Date of this Version
Business in Nebraska vol. 54, no. 634
As data accumulate, it becomes more apparent 1998 will be recorded as a year of strong or-,\nnrnic growth in the nonfarm sector. Total nonfarm employment will advance 2.8 percent in 1998. Led by gains in wages and salaries, Nebraska's total nonfarm personal income will advance 6.2 percent in 1998, just under the pace set in 1997. Net taxable retail sales will increase by 6.8 percent in 1998, led by advances in motor vehicle sales (Figure 1). Growth will slow in 1999 and 2000, largely due to labor shortages and a weakened farm sector.

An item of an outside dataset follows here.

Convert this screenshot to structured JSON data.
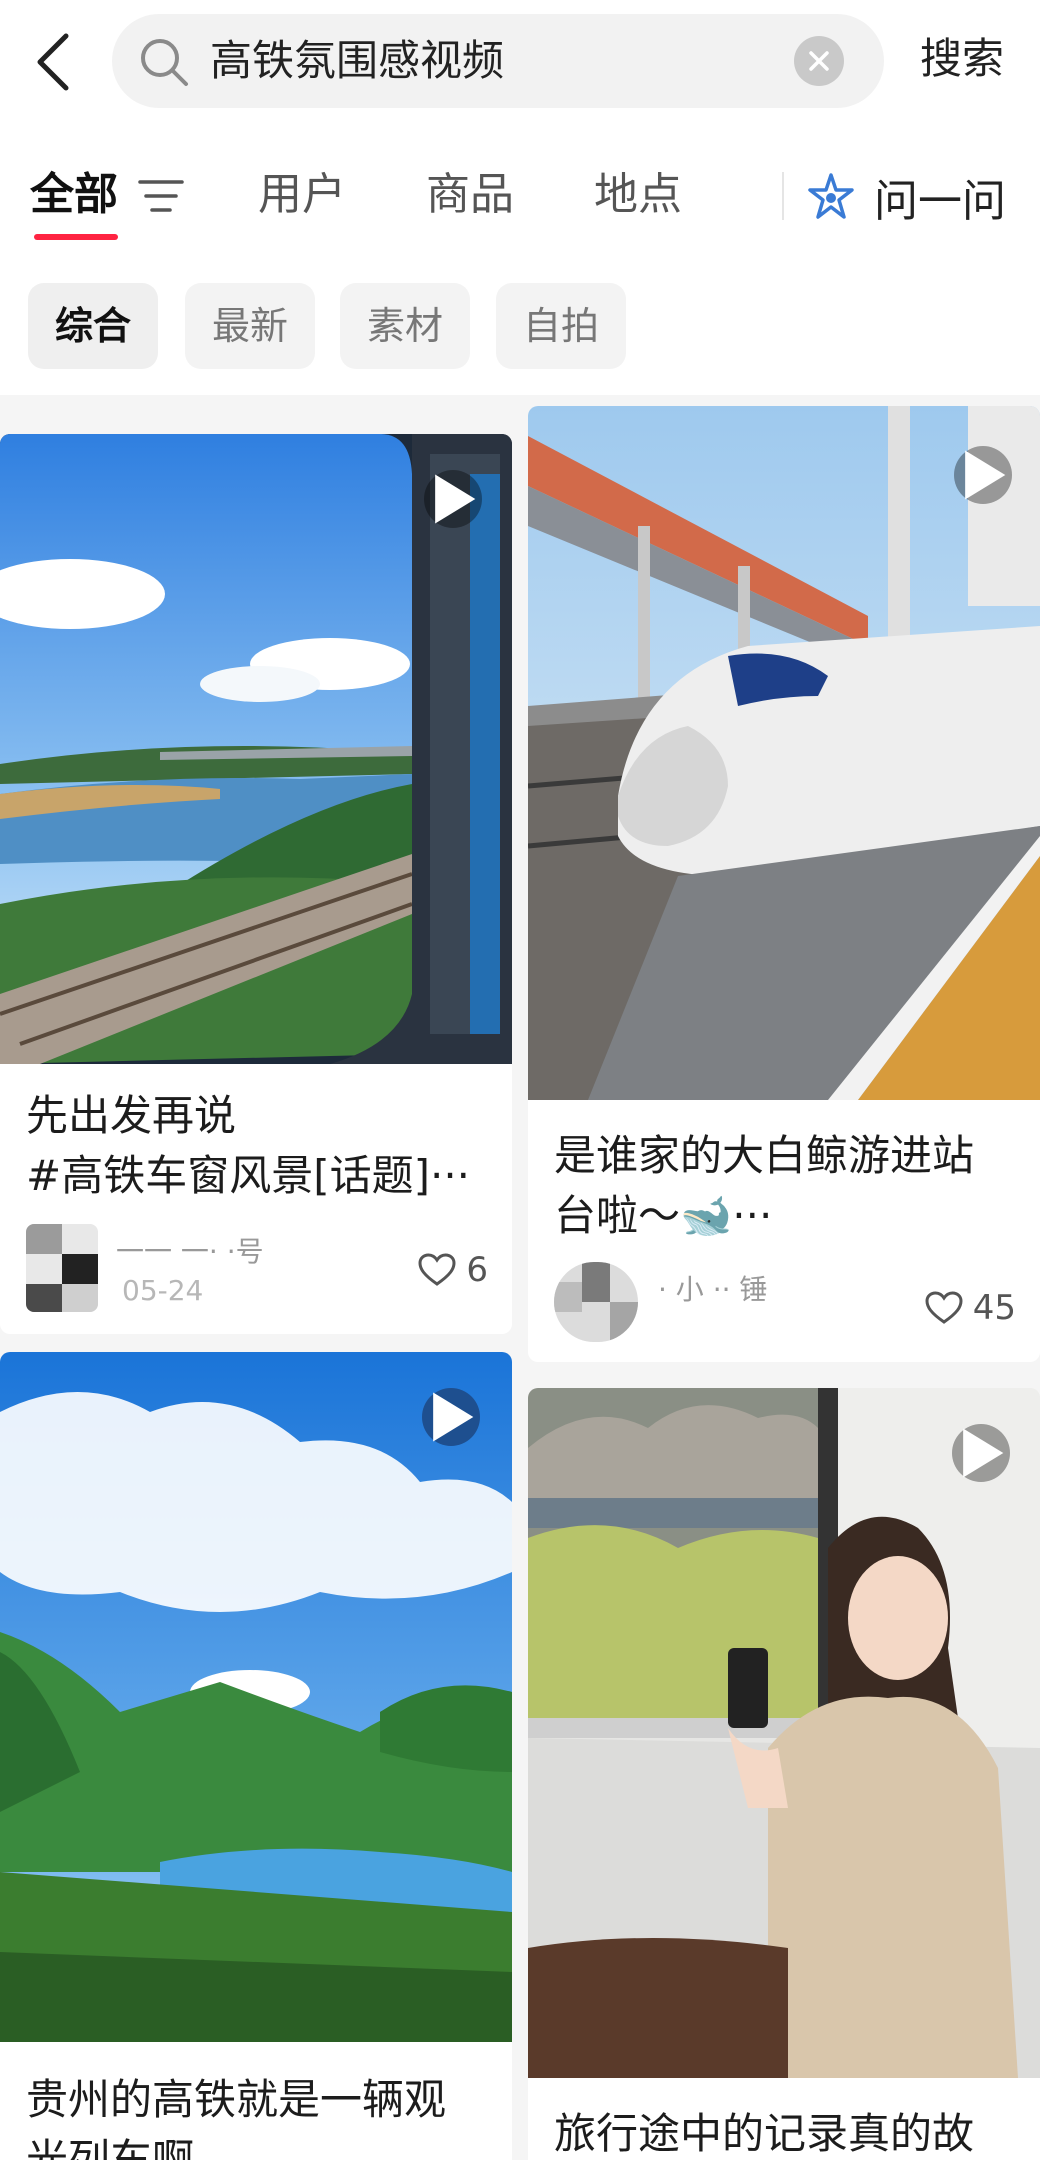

Nebraska's farm sector currently is suffering from problems of abundance. Record crops of corn and soybeans in Nebraska are being brought to market at low prices. Large crops nationwide combined with a reduction of exports to Asia have set the stage for low commodity prices. Meat prices also are low due to an abundance of available product. The impact on the farm sector wi II be a reduction in overall net farm income in 1998. The full impact of reduced farm income on the state's economy, however, will not be felt until 1999.
Nonfarm Personal Income
Net Taxable Retail Sales